What we like about this bivvy is its ability to be used in multiple applications. As a stand alone unit, it’s a sufficient stand in for a “3 season” sleeping bag. The reflection of body heat can be even a little too warm at times, depending on the outside temperature. With the 3/4 length zipper, you can regulate comfort by opening the bag partially. The fabric is soft against the skin, and over all comfortable despite how thin the bag is. Paired with a lightweight conventional sleeping bag, the Escape Bivvy can be a light, effective alternate to a standard Gore-tex style bivvy. In extreme cold weather, its small size and weight could be a great added layer to plus up your temperature rating. Lastly, its just about perfect for a survival application (and so is perfect to keep in your day bag or vehicle).
As many people traveling in cold areas can have learned the hard way, there is often the illusion of safety when a vehicle has the heat on full blast. Should you find yourself stranded, in a disabled vehicle down a dark snow covered back road this bivvy could be a potential life saver. Think about it – if you try to keep four standard sleeping bags in a small vehicle (or enough for your own family size) you will quickly run out of room for other gear and supplies. This past winter alone, hundreds of motorists were found stranded from unexpected, sudden snow fall nation wide. Few residents of Atlanta or Tulsa would have predicted the road conditions they’ve seen over the last couple of years!
Meteorologists are already projecting this coming winter to be a particularly brutal one…..So you know, food for thought here. In the hiking, camping or military role, the Escape Bivvy also carries unlimited potential use. We think that as time goes on and the bag becomes more widespread people will start to find other applications for the Escape (if you already use it for something, sound off). Packed into a small day bag, with a lightweight tarp and other necessities, you will have a pretty handy survival kit.

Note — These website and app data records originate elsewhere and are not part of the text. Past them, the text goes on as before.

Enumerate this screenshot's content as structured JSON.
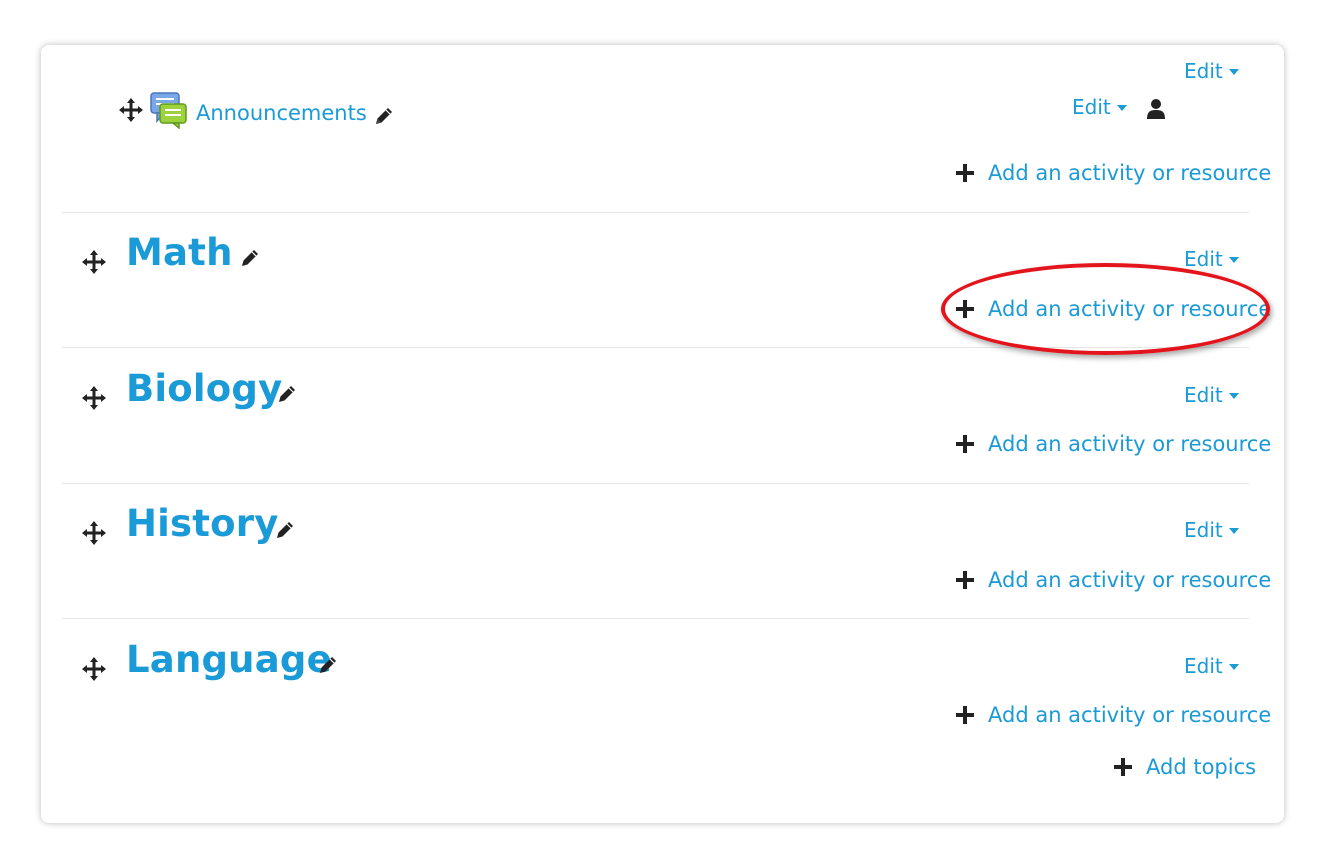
{
  "colors": {
    "link": "#1a9ad6",
    "icon": "#222222",
    "highlight": "#e3141b"
  },
  "general": {
    "edit_label": "Edit",
    "activity": {
      "name": "Announcements",
      "icon": "forum-icon",
      "edit_label": "Edit",
      "user_icon": "user-icon"
    },
    "add_activity_label": "Add an activity or resource"
  },
  "sections": [
    {
      "title": "Math",
      "edit_label": "Edit",
      "add_activity_label": "Add an activity or resource",
      "highlighted": true
    },
    {
      "title": "Biology",
      "edit_label": "Edit",
      "add_activity_label": "Add an activity or resource"
    },
    {
      "title": "History",
      "edit_label": "Edit",
      "add_activity_label": "Add an activity or resource"
    },
    {
      "title": "Language",
      "edit_label": "Edit",
      "add_activity_label": "Add an activity or resource"
    }
  ],
  "footer": {
    "add_topics_label": "Add topics"
  }
}
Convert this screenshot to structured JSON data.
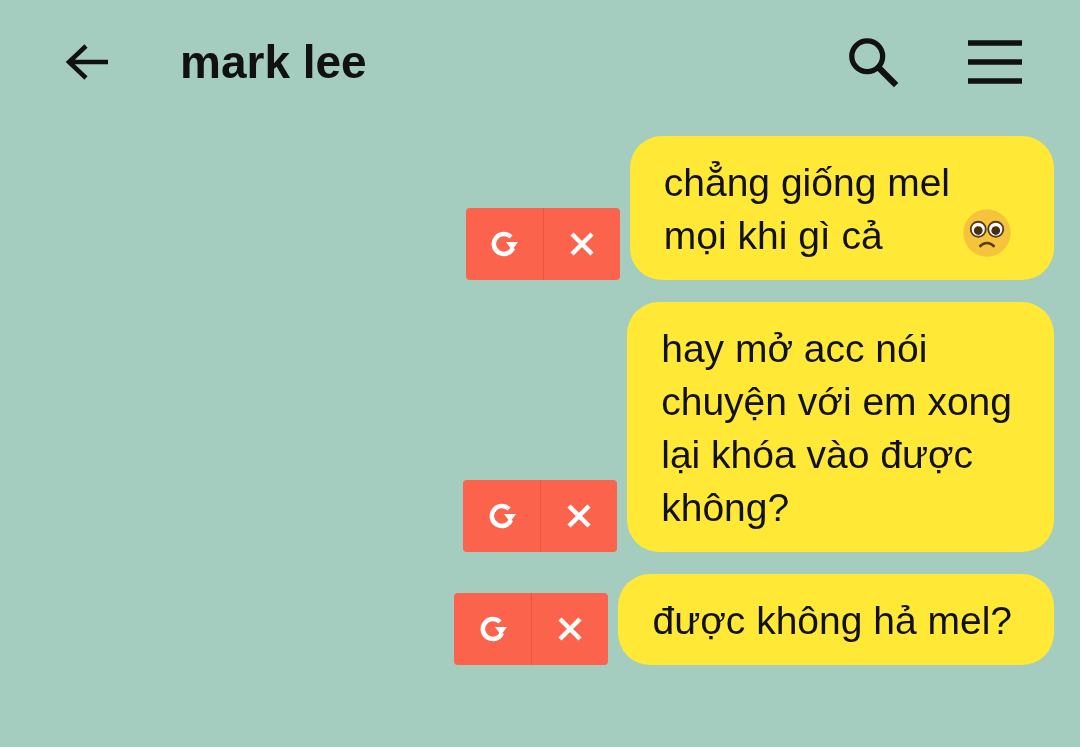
{
  "header": {
    "title": "mark lee"
  },
  "messages": [
    {
      "text": "chẳng giống mel\nmọi khi gì cả",
      "emoji": true,
      "failed": true
    },
    {
      "text": "hay mở acc nói\nchuyện với em xong\nlại khóa vào được\nkhông?",
      "emoji": false,
      "failed": true
    },
    {
      "text": "được không hả mel?",
      "emoji": false,
      "failed": true
    }
  ]
}
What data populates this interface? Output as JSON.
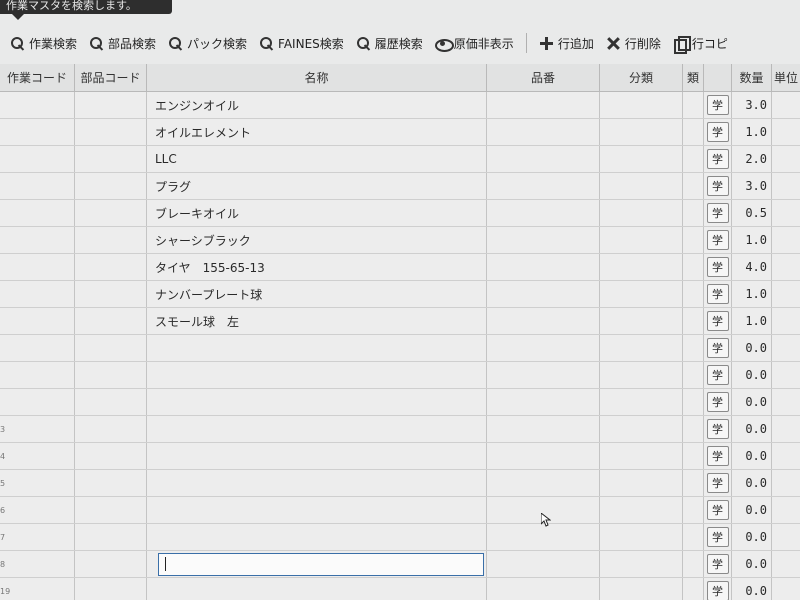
{
  "tooltip": {
    "text": "作業マスタを検索します。"
  },
  "toolbar": {
    "buttons": [
      {
        "label": "作業検索",
        "icon": "search-icon"
      },
      {
        "label": "部品検索",
        "icon": "search-icon"
      },
      {
        "label": "パック検索",
        "icon": "search-icon"
      },
      {
        "label": "FAINES検索",
        "icon": "search-icon"
      },
      {
        "label": "履歴検索",
        "icon": "search-icon"
      },
      {
        "label": "原価非表示",
        "icon": "eye-icon"
      },
      {
        "label": "行追加",
        "icon": "plus-icon"
      },
      {
        "label": "行削除",
        "icon": "x-icon"
      },
      {
        "label": "行コピ",
        "icon": "copy-icon"
      }
    ]
  },
  "grid": {
    "columns": {
      "sagyo_code": "作業コード",
      "buhin_code": "部品コード",
      "meisho": "名称",
      "hinban": "品番",
      "bunrui": "分類",
      "rui": "類",
      "suryo": "数量",
      "tani": "単位"
    },
    "row_button_label": "学",
    "rows": [
      {
        "num": "",
        "meisho": "エンジンオイル",
        "suryo": "3.0"
      },
      {
        "num": "",
        "meisho": "オイルエレメント",
        "suryo": "1.0"
      },
      {
        "num": "",
        "meisho": "LLC",
        "suryo": "2.0"
      },
      {
        "num": "",
        "meisho": "プラグ",
        "suryo": "3.0"
      },
      {
        "num": "",
        "meisho": "ブレーキオイル",
        "suryo": "0.5"
      },
      {
        "num": "",
        "meisho": "シャーシブラック",
        "suryo": "1.0"
      },
      {
        "num": "",
        "meisho": "タイヤ　155-65-13",
        "suryo": "4.0"
      },
      {
        "num": "",
        "meisho": "ナンバープレート球",
        "suryo": "1.0"
      },
      {
        "num": "",
        "meisho": "スモール球　左",
        "suryo": "1.0"
      },
      {
        "num": "",
        "meisho": "",
        "suryo": "0.0"
      },
      {
        "num": "",
        "meisho": "",
        "suryo": "0.0"
      },
      {
        "num": "",
        "meisho": "",
        "suryo": "0.0"
      },
      {
        "num": "3",
        "meisho": "",
        "suryo": "0.0"
      },
      {
        "num": "4",
        "meisho": "",
        "suryo": "0.0"
      },
      {
        "num": "5",
        "meisho": "",
        "suryo": "0.0"
      },
      {
        "num": "6",
        "meisho": "",
        "suryo": "0.0"
      },
      {
        "num": "7",
        "meisho": "",
        "suryo": "0.0"
      },
      {
        "num": "8",
        "meisho": "",
        "suryo": "0.0",
        "editing": true
      },
      {
        "num": "19",
        "meisho": "",
        "suryo": "0.0"
      }
    ]
  }
}
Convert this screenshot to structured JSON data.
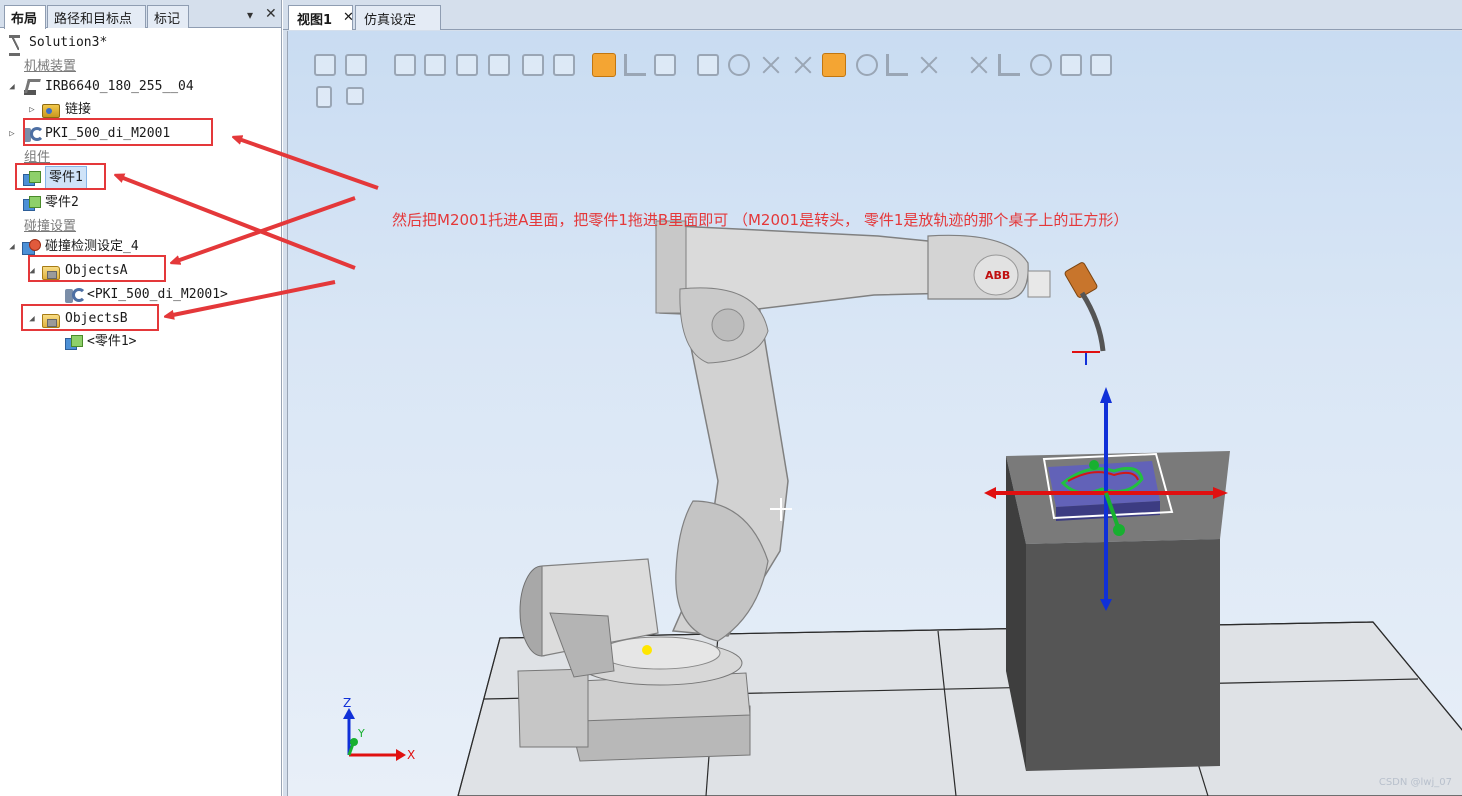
{
  "left_panel": {
    "tabs": [
      "布局",
      "路径和目标点",
      "标记"
    ],
    "dropdown_glyph": "▾",
    "close_glyph": "✕"
  },
  "tree": {
    "solution": "Solution3*",
    "group_mechanisms": "机械装置",
    "robot": "IRB6640_180_255__04",
    "links": "链接",
    "tool": "PKI_500_di_M2001",
    "group_components": "组件",
    "part1": "零件1",
    "part2": "零件2",
    "group_collision": "碰撞设置",
    "collision_set": "碰撞检测设定_4",
    "objects_a": "ObjectsA",
    "objects_a_child": "<PKI_500_di_M2001>",
    "objects_b": "ObjectsB",
    "objects_b_child": "<零件1>"
  },
  "view_tabs": {
    "view1": "视图1",
    "view1_close": "✕",
    "sim": "仿真设定"
  },
  "viewport": {
    "annotation": "然后把M2001托进A里面，把零件1拖进B里面即可   （M2001是转头， 零件1是放轨迹的那个桌子上的正方形）",
    "robot_brand": "ABB",
    "axis_z": "Z",
    "axis_y": "Y",
    "axis_x": "X",
    "watermark": "CSDN @lwj_07"
  },
  "colors": {
    "annotation_red": "#e4383a",
    "highlight_orange": "#f4a533",
    "axis_blue": "#1030d8",
    "axis_red": "#e01010",
    "axis_green": "#18b030"
  }
}
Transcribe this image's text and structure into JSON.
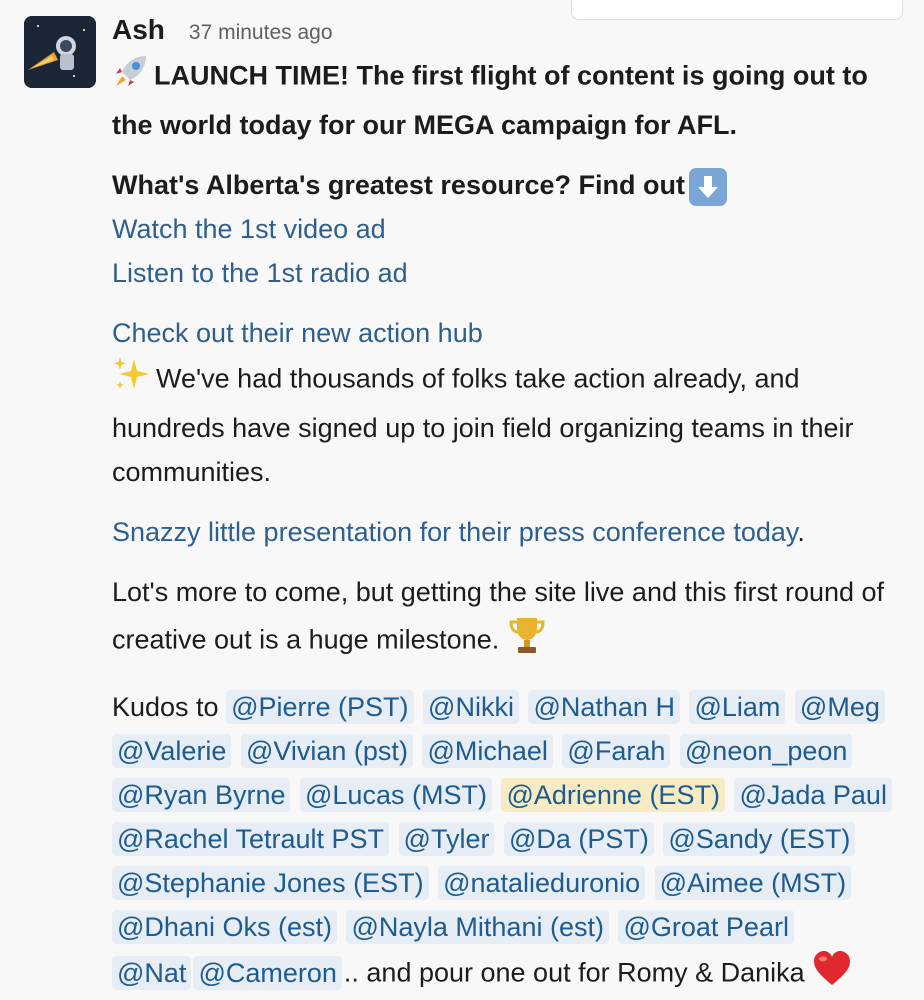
{
  "author": "Ash",
  "timestamp": "37 minutes ago",
  "headline": "LAUNCH TIME!  The first flight of content is going out to the world today for our MEGA campaign for AFL.",
  "question": "What's Alberta's greatest resource? Find out",
  "links": {
    "video": "Watch the 1st video ad",
    "radio": "Listen to the 1st radio ad",
    "hub": "Check out their new action hub",
    "presentation": "Snazzy little presentation for their press conference today"
  },
  "sparkle_text": "We've had thousands of folks take action already, and hundreds have signed up to join field organizing teams in their communities.",
  "period": ".",
  "milestone": "Lot's more to come, but getting the site live and this first round of creative out is a huge milestone.",
  "kudos_prefix": "Kudos to",
  "mentions": [
    "@Pierre (PST)",
    "@Nikki",
    "@Nathan H",
    "@Liam",
    "@Meg",
    "@Valerie",
    "@Vivian (pst)",
    "@Michael",
    "@Farah",
    "@neon_peon",
    "@Ryan Byrne",
    "@Lucas (MST)",
    "@Adrienne (EST)",
    "@Jada Paul",
    "@Rachel Tetrault PST",
    "@Tyler",
    "@Da (PST)",
    "@Sandy (EST)",
    "@Stephanie Jones (EST)",
    "@natalieduronio",
    "@Aimee (MST)",
    "@Dhani Oks (est)",
    "@Nayla Mithani (est)",
    "@Groat Pearl",
    "@Nat",
    "@Cameron"
  ],
  "highlighted_mention": "@Adrienne (EST)",
  "closing": ".. and pour one out for Romy & Danika",
  "icons": [
    "rocket-icon",
    "down-arrow-icon",
    "sparkles-icon",
    "trophy-icon",
    "heart-icon"
  ]
}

Obviously the Escape Bivvy is designed ( and priced) to be a semi-disposable item, with its own long term use limitations. That is not a knock against the product, it’s just a fact. You cannot buy the Escape and think that you are buying an everlasting “do all sleeping bag.” It’s simply not a sleeping bag. It’s a warming layer that can get you through the night or keep your ruck light in warm weather. We wouldn’t want to rely on it for a year long deployment, but it would definitely be brought along on one. It has found its way into our current loadout of equipment, were it will most likely stay for the foreseeable future. It’s priced right, and is a lot of peace of mind for the cost. Simply put, we like it and recommend giving it a long, serious look here.